First impression of Czech Republic

(Photo by Deborah Bruce)

鈥淥f all the places we鈥檝e visited so far, this feels the most foreign.鈥 Thus said my sister, as we sat in the cold outside the train station of Kaplice, Czech Republic. We had gotten off the train just moments before, expecting to find ourselves in a quaint little Czech town, probably with a bakery, and with the possibility of hiking to see some ancient castle ruins. What we found amid the stiff wind and rain was a sign pointing to the south, reading 鈥淜aplice鈥6 km.鈥 Even when we tried to get there on foot, we were stymied because the road was only made for motor traffic.

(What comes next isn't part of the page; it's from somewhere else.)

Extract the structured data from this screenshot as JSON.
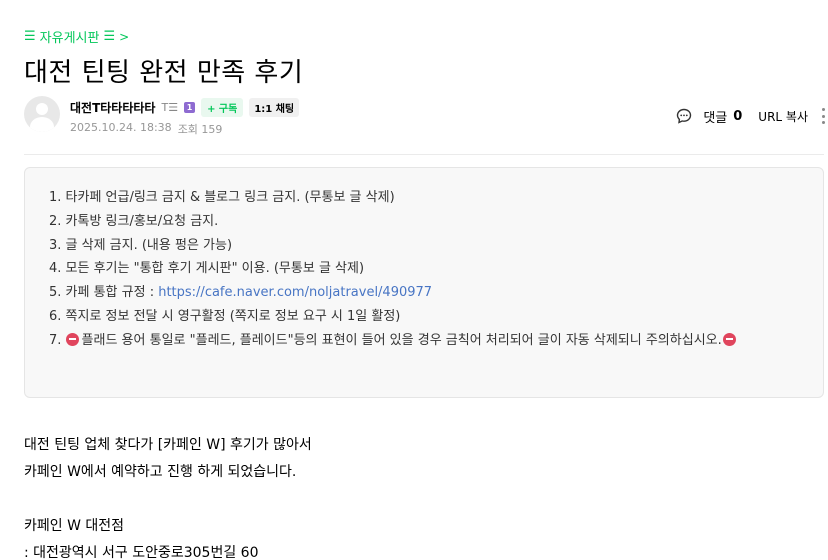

We weren鈥檛 lost, but we were alone, in a country with a strange language and strange currency, and this was enough to get our spirits down. But happily, that was not our last impression of the Czech Republic. The next train towards Czeske Budejovice finally arrived, and we went there to find a beautiful, good-sized city, with ATM machines and places to eat. We had a wonderful time there, and it made me think of the premature conclusions I sometimes make about people when I first meet them. They may not seem very pleasant at first, but upon getting to know them, I find their true character is much more delightful than it first seemed.